*** Data for this exercise ***
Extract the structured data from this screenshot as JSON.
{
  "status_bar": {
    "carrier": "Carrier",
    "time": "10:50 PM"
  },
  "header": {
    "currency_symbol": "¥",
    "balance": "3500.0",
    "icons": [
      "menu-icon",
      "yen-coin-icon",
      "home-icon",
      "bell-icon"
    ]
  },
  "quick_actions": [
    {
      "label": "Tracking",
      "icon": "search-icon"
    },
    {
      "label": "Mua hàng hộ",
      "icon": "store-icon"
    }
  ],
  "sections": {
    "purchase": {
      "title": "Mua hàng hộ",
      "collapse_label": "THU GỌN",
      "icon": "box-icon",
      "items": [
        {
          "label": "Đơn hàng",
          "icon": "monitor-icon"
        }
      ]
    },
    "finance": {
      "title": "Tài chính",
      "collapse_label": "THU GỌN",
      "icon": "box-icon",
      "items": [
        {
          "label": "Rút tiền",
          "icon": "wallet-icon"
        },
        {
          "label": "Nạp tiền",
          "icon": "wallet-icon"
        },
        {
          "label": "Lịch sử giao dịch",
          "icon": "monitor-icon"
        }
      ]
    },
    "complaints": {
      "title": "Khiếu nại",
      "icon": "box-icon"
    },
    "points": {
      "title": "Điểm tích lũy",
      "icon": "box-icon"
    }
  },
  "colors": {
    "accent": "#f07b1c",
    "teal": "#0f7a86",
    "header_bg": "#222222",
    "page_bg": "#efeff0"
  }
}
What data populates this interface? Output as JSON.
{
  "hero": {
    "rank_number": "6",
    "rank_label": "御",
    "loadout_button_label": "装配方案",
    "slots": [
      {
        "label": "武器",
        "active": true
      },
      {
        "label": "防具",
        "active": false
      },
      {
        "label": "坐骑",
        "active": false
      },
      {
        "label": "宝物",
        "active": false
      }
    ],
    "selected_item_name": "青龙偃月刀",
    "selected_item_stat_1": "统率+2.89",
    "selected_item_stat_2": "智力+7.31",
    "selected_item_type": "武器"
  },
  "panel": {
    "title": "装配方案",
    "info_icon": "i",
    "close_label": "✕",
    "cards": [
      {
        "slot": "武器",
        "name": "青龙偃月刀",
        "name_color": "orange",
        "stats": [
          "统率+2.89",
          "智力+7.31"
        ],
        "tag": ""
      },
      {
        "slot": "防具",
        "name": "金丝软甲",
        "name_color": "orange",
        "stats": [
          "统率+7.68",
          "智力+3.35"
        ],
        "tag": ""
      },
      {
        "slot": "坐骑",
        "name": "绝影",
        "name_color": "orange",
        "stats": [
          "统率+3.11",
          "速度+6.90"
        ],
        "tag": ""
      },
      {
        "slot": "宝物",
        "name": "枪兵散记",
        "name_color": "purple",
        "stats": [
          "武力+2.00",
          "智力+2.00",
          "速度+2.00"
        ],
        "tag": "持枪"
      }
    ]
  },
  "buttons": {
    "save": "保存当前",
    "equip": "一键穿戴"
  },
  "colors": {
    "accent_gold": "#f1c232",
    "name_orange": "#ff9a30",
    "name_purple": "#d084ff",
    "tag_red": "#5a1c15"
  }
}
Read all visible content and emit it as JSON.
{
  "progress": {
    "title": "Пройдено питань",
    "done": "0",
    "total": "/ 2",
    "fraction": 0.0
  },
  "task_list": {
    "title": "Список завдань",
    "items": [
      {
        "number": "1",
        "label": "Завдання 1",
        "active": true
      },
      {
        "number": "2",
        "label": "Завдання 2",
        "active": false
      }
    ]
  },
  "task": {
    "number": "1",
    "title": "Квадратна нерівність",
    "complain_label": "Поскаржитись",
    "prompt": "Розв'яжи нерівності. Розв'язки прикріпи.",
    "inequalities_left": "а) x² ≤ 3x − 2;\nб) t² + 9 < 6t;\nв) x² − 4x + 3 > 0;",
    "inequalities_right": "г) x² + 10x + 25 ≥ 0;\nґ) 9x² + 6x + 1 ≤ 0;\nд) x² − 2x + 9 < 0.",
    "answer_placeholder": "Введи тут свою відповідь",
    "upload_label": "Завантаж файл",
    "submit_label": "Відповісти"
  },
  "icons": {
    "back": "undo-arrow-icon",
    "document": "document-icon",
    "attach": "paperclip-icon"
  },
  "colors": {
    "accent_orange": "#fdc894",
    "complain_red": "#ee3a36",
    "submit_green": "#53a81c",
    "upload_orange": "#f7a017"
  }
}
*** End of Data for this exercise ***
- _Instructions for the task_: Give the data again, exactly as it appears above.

- _Response for this exercise_:
Extract the structured data from this screenshot as JSON.
{
  "status_bar": {
    "carrier": "Carrier",
    "time": "10:50 PM"
  },
  "header": {
    "currency_symbol": "¥",
    "balance": "3500.0",
    "icons": [
      "menu-icon",
      "yen-coin-icon",
      "home-icon",
      "bell-icon"
    ]
  },
  "quick_actions": [
    {
      "label": "Tracking",
      "icon": "search-icon"
    },
    {
      "label": "Mua hàng hộ",
      "icon": "store-icon"
    }
  ],
  "sections": {
    "purchase": {
      "title": "Mua hàng hộ",
      "collapse_label": "THU GỌN",
      "icon": "box-icon",
      "items": [
        {
          "label": "Đơn hàng",
          "icon": "monitor-icon"
        }
      ]
    },
    "finance": {
      "title": "Tài chính",
      "collapse_label": "THU GỌN",
      "icon": "box-icon",
      "items": [
        {
          "label": "Rút tiền",
          "icon": "wallet-icon"
        },
        {
          "label": "Nạp tiền",
          "icon": "wallet-icon"
        },
        {
          "label": "Lịch sử giao dịch",
          "icon": "monitor-icon"
        }
      ]
    },
    "complaints": {
      "title": "Khiếu nại",
      "icon": "box-icon"
    },
    "points": {
      "title": "Điểm tích lũy",
      "icon": "box-icon"
    }
  },
  "colors": {
    "accent": "#f07b1c",
    "teal": "#0f7a86",
    "header_bg": "#222222",
    "page_bg": "#efeff0"
  }
}
What data populates this interface? Output as JSON.
{
  "hero": {
    "rank_number": "6",
    "rank_label": "御",
    "loadout_button_label": "装配方案",
    "slots": [
      {
        "label": "武器",
        "active": true
      },
      {
        "label": "防具",
        "active": false
      },
      {
        "label": "坐骑",
        "active": false
      },
      {
        "label": "宝物",
        "active": false
      }
    ],
    "selected_item_name": "青龙偃月刀",
    "selected_item_stat_1": "统率+2.89",
    "selected_item_stat_2": "智力+7.31",
    "selected_item_type": "武器"
  },
  "panel": {
    "title": "装配方案",
    "info_icon": "i",
    "close_label": "✕",
    "cards": [
      {
        "slot": "武器",
        "name": "青龙偃月刀",
        "name_color": "orange",
        "stats": [
          "统率+2.89",
          "智力+7.31"
        ],
        "tag": ""
      },
      {
        "slot": "防具",
        "name": "金丝软甲",
        "name_color": "orange",
        "stats": [
          "统率+7.68",
          "智力+3.35"
        ],
        "tag": ""
      },
      {
        "slot": "坐骑",
        "name": "绝影",
        "name_color": "orange",
        "stats": [
          "统率+3.11",
          "速度+6.90"
        ],
        "tag": ""
      },
      {
        "slot": "宝物",
        "name": "枪兵散记",
        "name_color": "purple",
        "stats": [
          "武力+2.00",
          "智力+2.00",
          "速度+2.00"
        ],
        "tag": "持枪"
      }
    ]
  },
  "buttons": {
    "save": "保存当前",
    "equip": "一键穿戴"
  },
  "colors": {
    "accent_gold": "#f1c232",
    "name_orange": "#ff9a30",
    "name_purple": "#d084ff",
    "tag_red": "#5a1c15"
  }
}
Read all visible content and emit it as JSON.
{
  "progress": {
    "title": "Пройдено питань",
    "done": "0",
    "total": "/ 2",
    "fraction": 0.0
  },
  "task_list": {
    "title": "Список завдань",
    "items": [
      {
        "number": "1",
        "label": "Завдання 1",
        "active": true
      },
      {
        "number": "2",
        "label": "Завдання 2",
        "active": false
      }
    ]
  },
  "task": {
    "number": "1",
    "title": "Квадратна нерівність",
    "complain_label": "Поскаржитись",
    "prompt": "Розв'яжи нерівності. Розв'язки прикріпи.",
    "inequalities_left": "а) x² ≤ 3x − 2;\nб) t² + 9 < 6t;\nв) x² − 4x + 3 > 0;",
    "inequalities_right": "г) x² + 10x + 25 ≥ 0;\nґ) 9x² + 6x + 1 ≤ 0;\nд) x² − 2x + 9 < 0.",
    "answer_placeholder": "Введи тут свою відповідь",
    "upload_label": "Завантаж файл",
    "submit_label": "Відповісти"
  },
  "icons": {
    "back": "undo-arrow-icon",
    "document": "document-icon",
    "attach": "paperclip-icon"
  },
  "colors": {
    "accent_orange": "#fdc894",
    "complain_red": "#ee3a36",
    "submit_green": "#53a81c",
    "upload_orange": "#f7a017"
  }
}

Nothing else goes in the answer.